Though this may sound “strange” just changing the way you consume the food can keep the body from considering you’ve come in contact with pollen. Regrettably, in the case of celery and nut products, this doesn’t work and can nevertheless cause symptoms.
Take antihistamines. While there is no medication intended for oral allergy syndrome antihistamines, such as those used for existing fever and pollen contact allergies, can help relieve some of the signs or symptoms. Some people have found if they begin antihistamines for several weeks prior to pollen they are allergic for you to blooming they will get fewer symptoms. Though, it certainly is not the best or safest plan to take antihistamines just in order to eat your offending foodstuff.
Allergy shots. Allergy injections are not typically prescribed intended for oral allergy syndrome but alternatively for pollen allergies along with hay fever. By managing pollen allergies as well as hay fever some people have discovered they are less likely to have dental allergy syndrome symptoms.
Avoid doing anything.
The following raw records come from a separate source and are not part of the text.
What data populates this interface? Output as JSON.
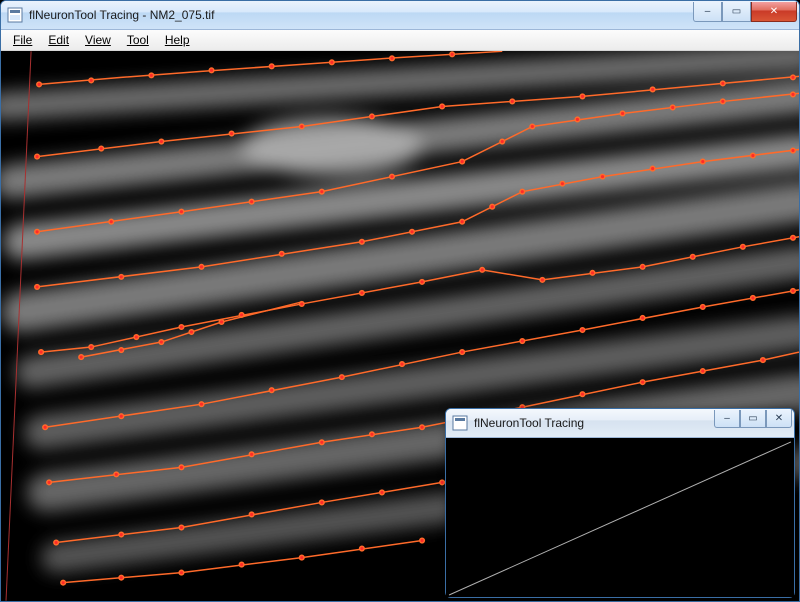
{
  "main_window": {
    "title": "flNeuronTool Tracing - NM2_075.tif",
    "menus": {
      "file": "File",
      "edit": "Edit",
      "view": "View",
      "tool": "Tool",
      "help": "Help"
    },
    "win_controls": {
      "minimize": "–",
      "maximize": "▭",
      "close": "✕"
    }
  },
  "sub_window": {
    "title": "flNeuronTool Tracing",
    "win_controls": {
      "minimize": "–",
      "maximize": "▭",
      "close": "✕"
    }
  },
  "colors": {
    "trace_line": "#ff6a2a",
    "trace_node": "#ff2a2a",
    "axis_line": "#a83030",
    "sub_line": "#b0b0b0"
  }
}
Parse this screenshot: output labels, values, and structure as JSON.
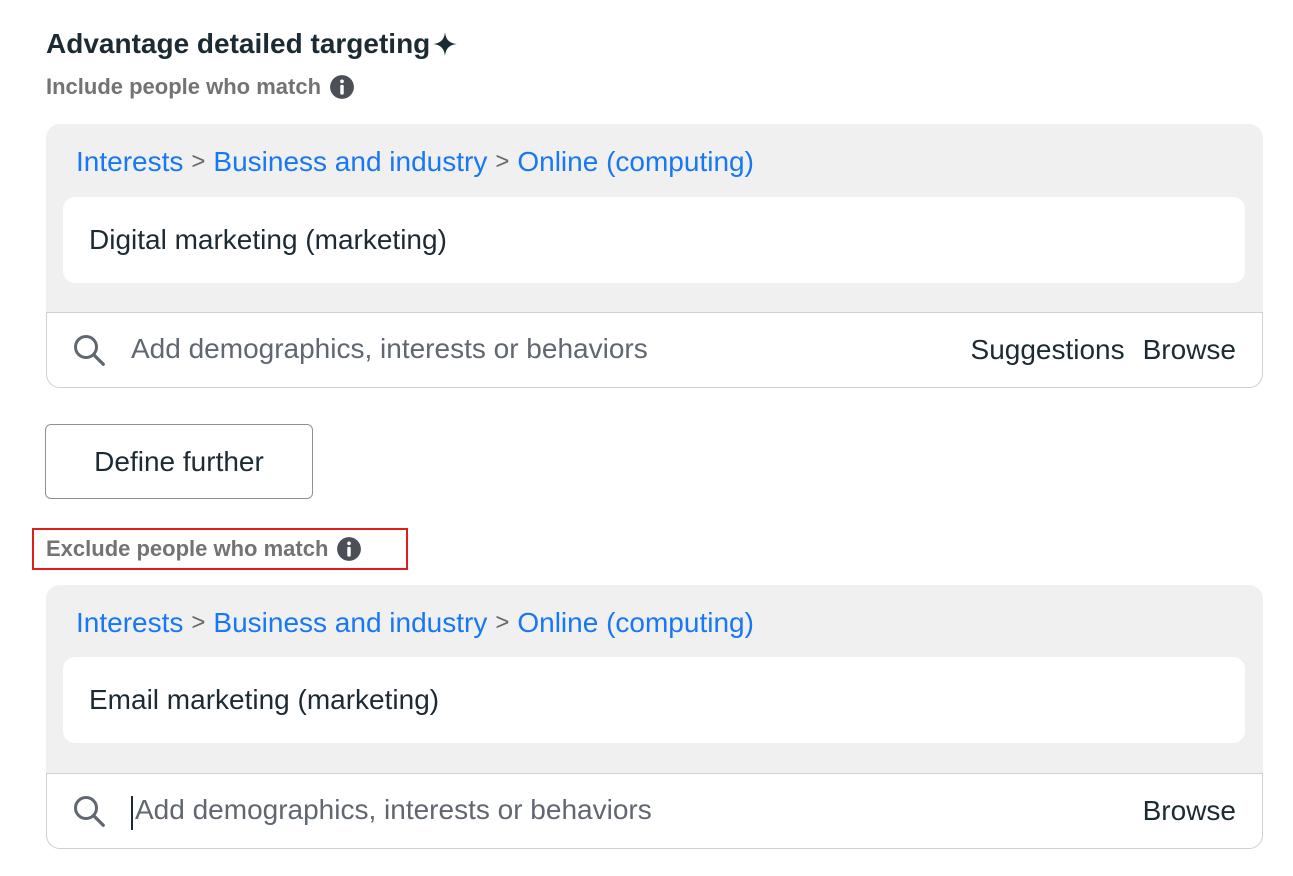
{
  "header": {
    "title": "Advantage detailed targeting",
    "title_icon": "sparkle-icon"
  },
  "include": {
    "label": "Include people who match",
    "info_icon": "info-icon",
    "breadcrumb": [
      "Interests",
      "Business and industry",
      "Online (computing)"
    ],
    "separator": ">",
    "selected_item": "Digital marketing (marketing)",
    "search": {
      "placeholder": "Add demographics, interests or behaviors",
      "value": "",
      "suggestions_label": "Suggestions",
      "browse_label": "Browse"
    }
  },
  "define_further": {
    "label": "Define further"
  },
  "exclude": {
    "label": "Exclude people who match",
    "info_icon": "info-icon",
    "breadcrumb": [
      "Interests",
      "Business and industry",
      "Online (computing)"
    ],
    "separator": ">",
    "selected_item": "Email marketing (marketing)",
    "search": {
      "placeholder": "Add demographics, interests or behaviors",
      "value": "",
      "browse_label": "Browse"
    }
  },
  "colors": {
    "link": "#1877f2",
    "text": "#1c2b33",
    "muted": "#737373",
    "card_bg": "#f0f0f0",
    "highlight": "#e31b1b"
  }
}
This is not the best therapy, but if you only have mild signs and symptoms it may be the most convenient technique. If you do choose to continue to consume your offending food, the very best advice would be to avoid consuming it in large amounts trying to avoid it when the pollen you are allergic to is actually blooming. This is not a safe choice if you have had anaphylaxis on the offending food before. This can be unsafe to do to food that has a high risk of triggering anaphylaxis, such as peanuts, woods nuts, and mustard.
Keep in mind, however you choose to diagnose, deal with, and cope with oral allergic reaction syndrome, consult with your doctor to ensure it is the best and most secure option for you. In some cases, it can also be necessary to consult with the dietician to make sure that the changes in your eating still lead to a proper, balanced diet.